[RECORDS PROVIDED]

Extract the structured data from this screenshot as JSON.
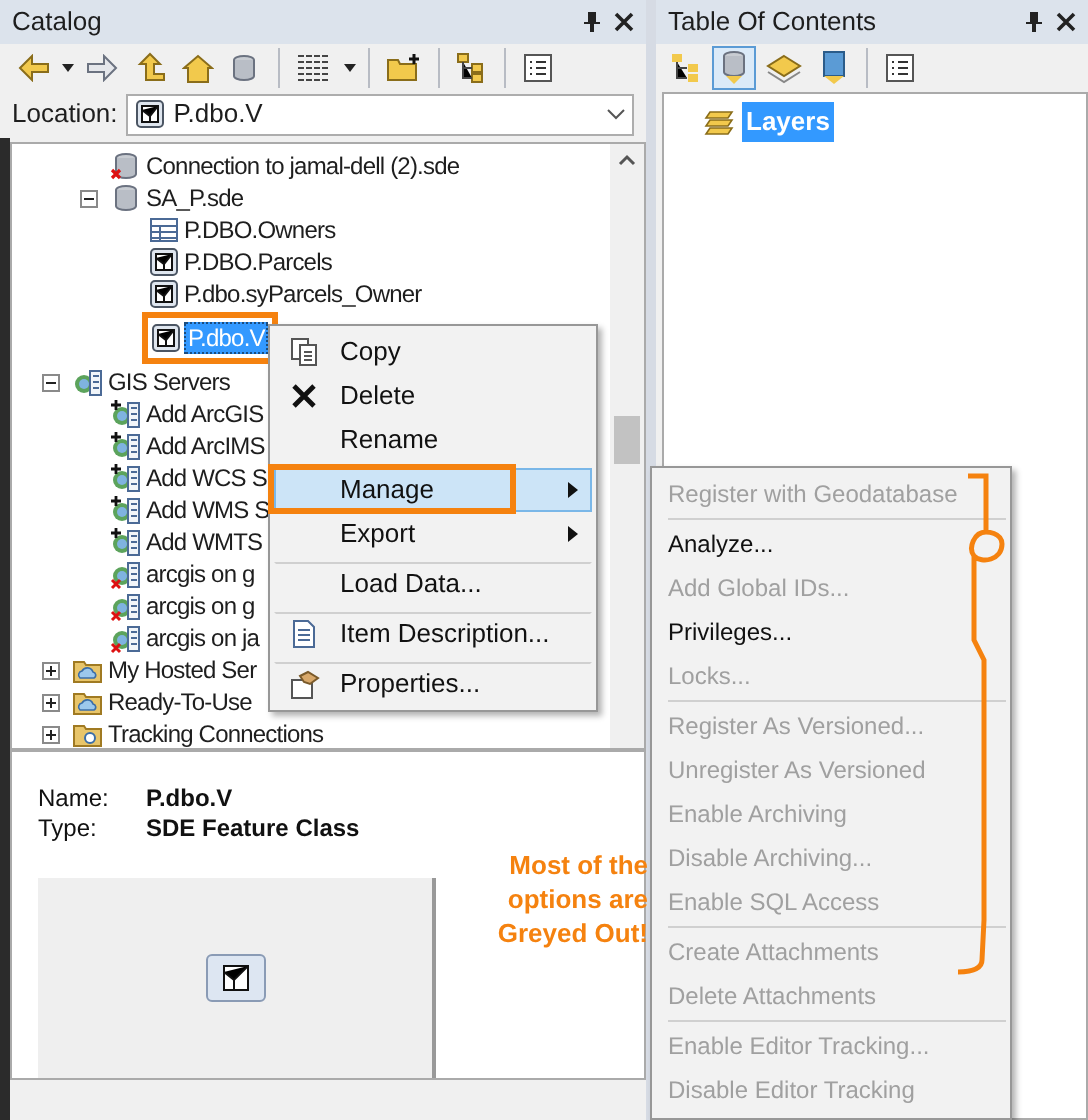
{
  "catalog": {
    "title": "Catalog",
    "location_label": "Location:",
    "location_value": "P.dbo.V",
    "tree": {
      "continued": [
        {
          "label": "Connection to jamal-dell (2).sde",
          "kind": "db-error",
          "selected": false
        },
        {
          "label": "SA_P.sde",
          "kind": "database",
          "selected": false,
          "expanded": true,
          "children": [
            {
              "label": "P.DBO.Owners",
              "kind": "table",
              "selected": false
            },
            {
              "label": "P.DBO.Parcels",
              "kind": "feature-class",
              "selected": false
            },
            {
              "label": "P.dbo.syParcels_Owner",
              "kind": "feature-class",
              "selected": false
            },
            {
              "label": "P.dbo.V",
              "kind": "feature-class",
              "selected": true,
              "highlighted": true
            }
          ]
        }
      ],
      "roots": [
        {
          "label": "GIS Servers",
          "kind": "servers",
          "selected": false,
          "expanded": true,
          "children": [
            {
              "label": "Add ArcGIS",
              "kind": "add-server",
              "selected": false
            },
            {
              "label": "Add ArcIMS",
              "kind": "add-server",
              "selected": false
            },
            {
              "label": "Add WCS S",
              "kind": "add-server",
              "selected": false
            },
            {
              "label": "Add WMS S",
              "kind": "add-server",
              "selected": false
            },
            {
              "label": "Add WMTS",
              "kind": "add-server",
              "selected": false
            },
            {
              "label": "arcgis on g",
              "kind": "server-error",
              "selected": false
            },
            {
              "label": "arcgis on g",
              "kind": "server-error",
              "selected": false
            },
            {
              "label": "arcgis on ja",
              "kind": "server-error",
              "selected": false
            }
          ]
        },
        {
          "label": "My Hosted Ser",
          "kind": "folder-cloud",
          "selected": false,
          "expanded": false
        },
        {
          "label": "Ready-To-Use",
          "kind": "folder-cloud",
          "selected": false,
          "expanded": false
        },
        {
          "label": "Tracking Connections",
          "kind": "folder-tracking",
          "selected": false,
          "expanded": false
        }
      ]
    },
    "details": {
      "name_label": "Name:",
      "name_value": "P.dbo.V",
      "type_label": "Type:",
      "type_value": "SDE Feature Class"
    }
  },
  "toc": {
    "title": "Table Of Contents",
    "layers": [
      {
        "label": "Layers",
        "selected": true
      }
    ]
  },
  "context_menu": {
    "items": [
      {
        "label": "Copy",
        "kind": "copy",
        "selected": false,
        "has_submenu": false,
        "separator_before": false
      },
      {
        "label": "Delete",
        "kind": "delete",
        "selected": false,
        "has_submenu": false,
        "separator_before": false
      },
      {
        "label": "Rename",
        "kind": "plain",
        "selected": false,
        "has_submenu": false,
        "separator_before": false
      },
      {
        "label": "Manage",
        "kind": "plain",
        "selected": true,
        "has_submenu": true,
        "separator_before": true
      },
      {
        "label": "Export",
        "kind": "plain",
        "selected": false,
        "has_submenu": true,
        "separator_before": false
      },
      {
        "label": "Load Data...",
        "kind": "plain",
        "selected": false,
        "has_submenu": false,
        "separator_before": true
      },
      {
        "label": "Item Description...",
        "kind": "document",
        "selected": false,
        "has_submenu": false,
        "separator_before": true
      },
      {
        "label": "Properties...",
        "kind": "properties",
        "selected": false,
        "has_submenu": false,
        "separator_before": true
      }
    ]
  },
  "submenu": {
    "items": [
      {
        "label": "Register with Geodatabase",
        "disabled": true,
        "separator_before": false
      },
      {
        "label": "Analyze...",
        "disabled": false,
        "separator_before": true
      },
      {
        "label": "Add Global IDs...",
        "disabled": true,
        "separator_before": false
      },
      {
        "label": "Privileges...",
        "disabled": false,
        "separator_before": false
      },
      {
        "label": "Locks...",
        "disabled": true,
        "separator_before": false
      },
      {
        "label": "Register As Versioned...",
        "disabled": true,
        "separator_before": true
      },
      {
        "label": "Unregister As Versioned",
        "disabled": true,
        "separator_before": false
      },
      {
        "label": "Enable Archiving",
        "disabled": true,
        "separator_before": false
      },
      {
        "label": "Disable Archiving...",
        "disabled": true,
        "separator_before": false
      },
      {
        "label": "Enable SQL Access",
        "disabled": true,
        "separator_before": false
      },
      {
        "label": "Create Attachments",
        "disabled": true,
        "separator_before": true
      },
      {
        "label": "Delete Attachments",
        "disabled": true,
        "separator_before": false
      },
      {
        "label": "Enable Editor Tracking...",
        "disabled": true,
        "separator_before": true
      },
      {
        "label": "Disable Editor Tracking",
        "disabled": true,
        "separator_before": false
      }
    ]
  },
  "annotation": {
    "lines": [
      "Most of the options are",
      "Greyed Out!"
    ]
  }
}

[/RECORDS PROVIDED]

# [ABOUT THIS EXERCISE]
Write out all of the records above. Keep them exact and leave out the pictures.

# [ANSWER BOX]
Extract the structured data from this screenshot as JSON.
{
  "catalog": {
    "title": "Catalog",
    "location_label": "Location:",
    "location_value": "P.dbo.V",
    "tree": {
      "continued": [
        {
          "label": "Connection to jamal-dell (2).sde",
          "kind": "db-error",
          "selected": false
        },
        {
          "label": "SA_P.sde",
          "kind": "database",
          "selected": false,
          "expanded": true,
          "children": [
            {
              "label": "P.DBO.Owners",
              "kind": "table",
              "selected": false
            },
            {
              "label": "P.DBO.Parcels",
              "kind": "feature-class",
              "selected": false
            },
            {
              "label": "P.dbo.syParcels_Owner",
              "kind": "feature-class",
              "selected": false
            },
            {
              "label": "P.dbo.V",
              "kind": "feature-class",
              "selected": true,
              "highlighted": true
            }
          ]
        }
      ],
      "roots": [
        {
          "label": "GIS Servers",
          "kind": "servers",
          "selected": false,
          "expanded": true,
          "children": [
            {
              "label": "Add ArcGIS",
              "kind": "add-server",
              "selected": false
            },
            {
              "label": "Add ArcIMS",
              "kind": "add-server",
              "selected": false
            },
            {
              "label": "Add WCS S",
              "kind": "add-server",
              "selected": false
            },
            {
              "label": "Add WMS S",
              "kind": "add-server",
              "selected": false
            },
            {
              "label": "Add WMTS",
              "kind": "add-server",
              "selected": false
            },
            {
              "label": "arcgis on g",
              "kind": "server-error",
              "selected": false
            },
            {
              "label": "arcgis on g",
              "kind": "server-error",
              "selected": false
            },
            {
              "label": "arcgis on ja",
              "kind": "server-error",
              "selected": false
            }
          ]
        },
        {
          "label": "My Hosted Ser",
          "kind": "folder-cloud",
          "selected": false,
          "expanded": false
        },
        {
          "label": "Ready-To-Use",
          "kind": "folder-cloud",
          "selected": false,
          "expanded": false
        },
        {
          "label": "Tracking Connections",
          "kind": "folder-tracking",
          "selected": false,
          "expanded": false
        }
      ]
    },
    "details": {
      "name_label": "Name:",
      "name_value": "P.dbo.V",
      "type_label": "Type:",
      "type_value": "SDE Feature Class"
    }
  },
  "toc": {
    "title": "Table Of Contents",
    "layers": [
      {
        "label": "Layers",
        "selected": true
      }
    ]
  },
  "context_menu": {
    "items": [
      {
        "label": "Copy",
        "kind": "copy",
        "selected": false,
        "has_submenu": false,
        "separator_before": false
      },
      {
        "label": "Delete",
        "kind": "delete",
        "selected": false,
        "has_submenu": false,
        "separator_before": false
      },
      {
        "label": "Rename",
        "kind": "plain",
        "selected": false,
        "has_submenu": false,
        "separator_before": false
      },
      {
        "label": "Manage",
        "kind": "plain",
        "selected": true,
        "has_submenu": true,
        "separator_before": true
      },
      {
        "label": "Export",
        "kind": "plain",
        "selected": false,
        "has_submenu": true,
        "separator_before": false
      },
      {
        "label": "Load Data...",
        "kind": "plain",
        "selected": false,
        "has_submenu": false,
        "separator_before": true
      },
      {
        "label": "Item Description...",
        "kind": "document",
        "selected": false,
        "has_submenu": false,
        "separator_before": true
      },
      {
        "label": "Properties...",
        "kind": "properties",
        "selected": false,
        "has_submenu": false,
        "separator_before": true
      }
    ]
  },
  "submenu": {
    "items": [
      {
        "label": "Register with Geodatabase",
        "disabled": true,
        "separator_before": false
      },
      {
        "label": "Analyze...",
        "disabled": false,
        "separator_before": true
      },
      {
        "label": "Add Global IDs...",
        "disabled": true,
        "separator_before": false
      },
      {
        "label": "Privileges...",
        "disabled": false,
        "separator_before": false
      },
      {
        "label": "Locks...",
        "disabled": true,
        "separator_before": false
      },
      {
        "label": "Register As Versioned...",
        "disabled": true,
        "separator_before": true
      },
      {
        "label": "Unregister As Versioned",
        "disabled": true,
        "separator_before": false
      },
      {
        "label": "Enable Archiving",
        "disabled": true,
        "separator_before": false
      },
      {
        "label": "Disable Archiving...",
        "disabled": true,
        "separator_before": false
      },
      {
        "label": "Enable SQL Access",
        "disabled": true,
        "separator_before": false
      },
      {
        "label": "Create Attachments",
        "disabled": true,
        "separator_before": true
      },
      {
        "label": "Delete Attachments",
        "disabled": true,
        "separator_before": false
      },
      {
        "label": "Enable Editor Tracking...",
        "disabled": true,
        "separator_before": true
      },
      {
        "label": "Disable Editor Tracking",
        "disabled": true,
        "separator_before": false
      }
    ]
  },
  "annotation": {
    "lines": [
      "Most of the options are",
      "Greyed Out!"
    ]
  }
}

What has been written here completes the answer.